Reproduce the records exactly. Leave the pictures out.

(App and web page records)
Content starts

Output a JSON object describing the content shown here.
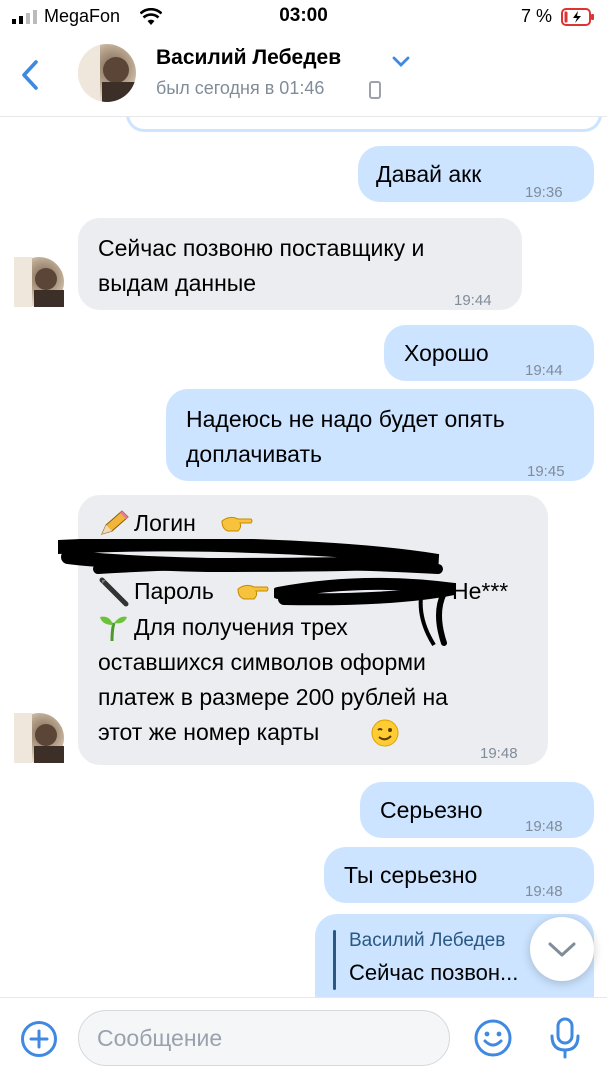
{
  "status_bar": {
    "carrier": "MegaFon",
    "time": "03:00",
    "battery": "7 %"
  },
  "header": {
    "name": "Василий Лебедев",
    "last_seen": "был сегодня в 01:46"
  },
  "messages": [
    {
      "dir": "out",
      "text": "Давай акк",
      "time": "19:36"
    },
    {
      "dir": "in",
      "lines": [
        "Сейчас позвоню поставщику и",
        "выдам данные"
      ],
      "time": "19:44"
    },
    {
      "dir": "out",
      "text": "Хорошо",
      "time": "19:44"
    },
    {
      "dir": "out",
      "lines": [
        "Надеюсь не надо будет опять",
        "доплачивать"
      ],
      "time": "19:45"
    },
    {
      "dir": "in",
      "login_label": "Логин",
      "password_label": "Пароль",
      "password_tail": "Не***",
      "lines": [
        "Для получения трех",
        "оставшихся символов оформи",
        "платеж в размере 200 рублей на",
        "этот же номер карты"
      ],
      "time": "19:48"
    },
    {
      "dir": "out",
      "text": "Серьезно",
      "time": "19:48"
    },
    {
      "dir": "out",
      "text": "Ты серьезно",
      "time": "19:48"
    },
    {
      "dir": "out",
      "reply_author": "Василий Лебедев",
      "reply_text": "Сейчас позвон..."
    }
  ],
  "input": {
    "placeholder": "Сообщение"
  },
  "colors": {
    "accent": "#2a5885",
    "incoming": "#ebedf0",
    "outgoing": "#cce4ff",
    "meta": "#818c99",
    "icon": "#3f8ae0"
  },
  "icons": [
    "back-icon",
    "chevron-down-icon",
    "phone-icon",
    "plus-icon",
    "smile-icon",
    "mic-icon",
    "scroll-down-icon"
  ]
}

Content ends

Written reply:
Output a JSON object describing the content shown here.
{
  "status_bar": {
    "carrier": "MegaFon",
    "time": "03:00",
    "battery": "7 %"
  },
  "header": {
    "name": "Василий Лебедев",
    "last_seen": "был сегодня в 01:46"
  },
  "messages": [
    {
      "dir": "out",
      "text": "Давай акк",
      "time": "19:36"
    },
    {
      "dir": "in",
      "lines": [
        "Сейчас позвоню поставщику и",
        "выдам данные"
      ],
      "time": "19:44"
    },
    {
      "dir": "out",
      "text": "Хорошо",
      "time": "19:44"
    },
    {
      "dir": "out",
      "lines": [
        "Надеюсь не надо будет опять",
        "доплачивать"
      ],
      "time": "19:45"
    },
    {
      "dir": "in",
      "login_label": "Логин",
      "password_label": "Пароль",
      "password_tail": "Не***",
      "lines": [
        "Для получения трех",
        "оставшихся символов оформи",
        "платеж в размере 200 рублей на",
        "этот же номер карты"
      ],
      "time": "19:48"
    },
    {
      "dir": "out",
      "text": "Серьезно",
      "time": "19:48"
    },
    {
      "dir": "out",
      "text": "Ты серьезно",
      "time": "19:48"
    },
    {
      "dir": "out",
      "reply_author": "Василий Лебедев",
      "reply_text": "Сейчас позвон..."
    }
  ],
  "input": {
    "placeholder": "Сообщение"
  },
  "colors": {
    "accent": "#2a5885",
    "incoming": "#ebedf0",
    "outgoing": "#cce4ff",
    "meta": "#818c99",
    "icon": "#3f8ae0"
  },
  "icons": [
    "back-icon",
    "chevron-down-icon",
    "phone-icon",
    "plus-icon",
    "smile-icon",
    "mic-icon",
    "scroll-down-icon"
  ]
}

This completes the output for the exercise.